These painting do have an unnerving feeling an confinement. If a woman's place is in the house, shouldn't she feel happy, not confined, there? The shape and image of the woman's house is literal reflection on the woman here.
From here she then moves into sculpture. This is somewhat strange for a woman to do sculpture because it is generally dominated by male artists. Thus it was hard for her to really break into the sculpture scene. Especially since she was doing sculptures in wood and bronze, which is even more male dominated. If women were to do sculpture, it was more often seen to be more of the 'crafty' or textile sculptures. Something more suitable for women to be doing. Leave the heavy work to the men.
One of her newest series are her series of Cells.
The photo on the right is called Cell (Choisy) and was done during 1990-93. These cells are clearly based on her childhood drama in her home. Here we have a large house enclosed by wire fencing with a guillotine poised above the home. This is the large, industrial sculpture I was talking about before that was generally left for the men to do.
Again, Posner writes of the cells, "... [the] title [cells] may refer to a living organism, or more aptly, to an anxious site of enclosure, confinement, and solitude. The Cells are highly charged theater of memory. ...these collective works reveal a woman's interior life as an essentially fluid realm in which internal states and external reality merge. In these installations, references to the body and the home, ever-present in Bourgeois work, abound." (Posner, 2007)
These Cell installations are very reminiscent of her Woman House paintings. The feeling of confinement in the home and how women deal with that. How women feel that they must keep the family (the home) together is also present here, from my view. The guillotine ever poised to fall and cut the family apart at any moment. "A claustrophobic atmosphere of isolation, loneliness, tension, and threat envelops these works." (Posner, 2007)
As Bourgeois got older, she began work on a series of sculptures based on hands. The photograph on the right is a selection from Welcoming Hands from 1996 originally set in New York. These are bronze sculptures on granite blocks. Here we see a more material, caring focus on her artwork. Here there are two hands gently holding another hand. To more this speaks more of kindness and gentleness. A very feminine quality in such a hard, industrial format. I think it shows how a woman needs to be. Hard and stone cold on the surface, but gentle and caring on the inside. It speaks of unity and care to me.
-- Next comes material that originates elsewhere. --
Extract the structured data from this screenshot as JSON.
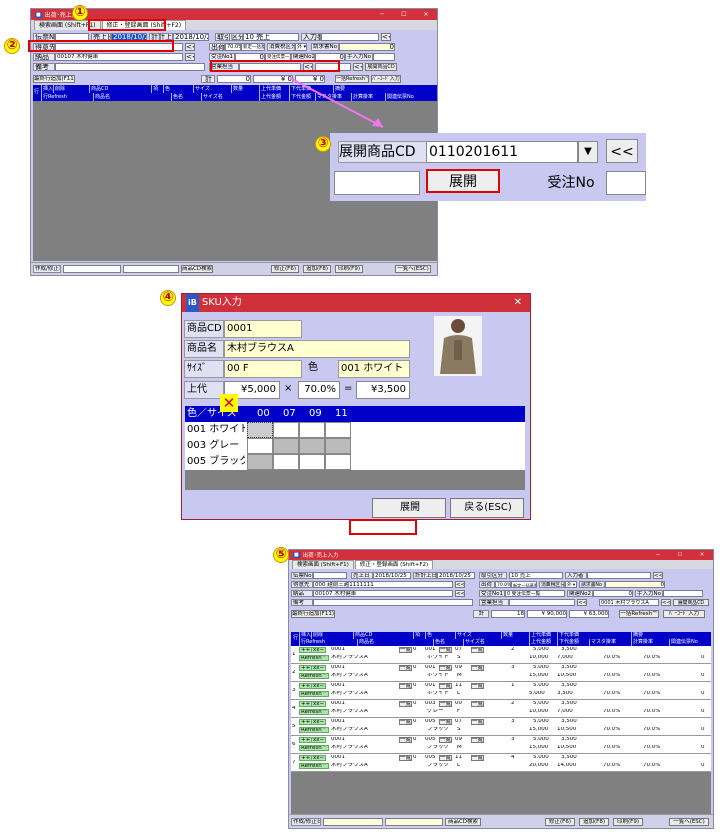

We can see through out her career as an artist, that is still professing despite her age, Bourgeois as encompassed many feminist feelings. She's harboured feelings of anger because of how she grew up, but then eventually comes around to a more care-focused feminism. She's dealt with the home and how she feels it confines a woman, but yet that woman can extend her hand to the many to help or welcome them. Louise Bourgeois is truly an amazing feminist artist. "Bourgeois has been a singular and singularly influential presence, for feminist among other, and has, most likely with great ambivalence, attained the status of artistic mother of us all." (Posner, 2007)
PBS, . "Art: 21." Art: 21. Louise Bourgeois. Biography. PBS, 2007. Web. 29 Mar 2010. http://www.pbs.org/art21/artists/bourgeois/index.html
Posner, Helaine. "Louise Bourgeois: Intensity and Influence." After the Revolution: Women Who Transformed Contemporary Art. New York, NY: Prestel, 2007. Print.
Mapplethorpe, Robert. "Louise Bourgeois." thewitcontinuumn.wordpress.com. 1982. 29 Mar. 2010. http://thewitcontinuum.wordpress.com/2009/10/28/creepy-art-by-louise-bourgeois/